■ **WORK REQUEST**: Search the records for the word "systems". Copy every line where it appears.

■ **RECORDS SHOWN**:
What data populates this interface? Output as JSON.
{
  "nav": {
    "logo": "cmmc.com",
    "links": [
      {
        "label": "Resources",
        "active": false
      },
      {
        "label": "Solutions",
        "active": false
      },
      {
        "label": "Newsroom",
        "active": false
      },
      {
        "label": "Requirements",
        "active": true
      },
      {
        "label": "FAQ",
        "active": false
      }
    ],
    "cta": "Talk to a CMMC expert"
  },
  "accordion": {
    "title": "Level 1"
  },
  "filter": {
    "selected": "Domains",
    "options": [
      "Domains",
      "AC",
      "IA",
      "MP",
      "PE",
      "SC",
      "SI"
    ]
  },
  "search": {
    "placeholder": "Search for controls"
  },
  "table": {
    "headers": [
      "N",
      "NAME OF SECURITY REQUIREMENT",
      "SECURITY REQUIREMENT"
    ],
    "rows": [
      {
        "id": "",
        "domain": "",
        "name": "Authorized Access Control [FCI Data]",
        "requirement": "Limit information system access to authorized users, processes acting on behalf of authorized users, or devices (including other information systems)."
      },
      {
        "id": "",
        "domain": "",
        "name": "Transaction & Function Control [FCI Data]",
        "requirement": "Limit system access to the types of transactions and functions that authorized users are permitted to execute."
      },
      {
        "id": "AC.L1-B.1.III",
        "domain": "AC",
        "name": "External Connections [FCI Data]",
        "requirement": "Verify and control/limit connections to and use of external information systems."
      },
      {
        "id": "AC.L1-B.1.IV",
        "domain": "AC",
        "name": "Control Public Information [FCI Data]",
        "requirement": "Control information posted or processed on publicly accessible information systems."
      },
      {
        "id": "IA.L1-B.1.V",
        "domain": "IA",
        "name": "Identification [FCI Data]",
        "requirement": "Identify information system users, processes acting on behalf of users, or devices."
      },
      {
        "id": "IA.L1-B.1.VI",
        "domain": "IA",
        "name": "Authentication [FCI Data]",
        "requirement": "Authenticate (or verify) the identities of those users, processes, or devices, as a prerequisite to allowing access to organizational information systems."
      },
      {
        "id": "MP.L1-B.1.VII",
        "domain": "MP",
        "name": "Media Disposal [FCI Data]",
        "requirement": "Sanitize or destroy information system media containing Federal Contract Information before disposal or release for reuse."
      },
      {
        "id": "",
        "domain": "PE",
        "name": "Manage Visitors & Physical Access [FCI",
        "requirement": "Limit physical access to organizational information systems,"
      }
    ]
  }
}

■ **ANSWER BOX**:
        "requirement": "Limit information system access to authorized users, processes acting on behalf of authorized users, or devices (including other information systems)."
        "requirement": "Verify and control/limit connections to and use of external information systems."
        "requirement": "Control information posted or processed on publicly accessible information systems."
        "requirement": "Authenticate (or verify) the identities of those users, processes, or devices, as a prerequisite to allowing access to organizational information systems."
        "requirement": "Limit physical access to organizational information systems,"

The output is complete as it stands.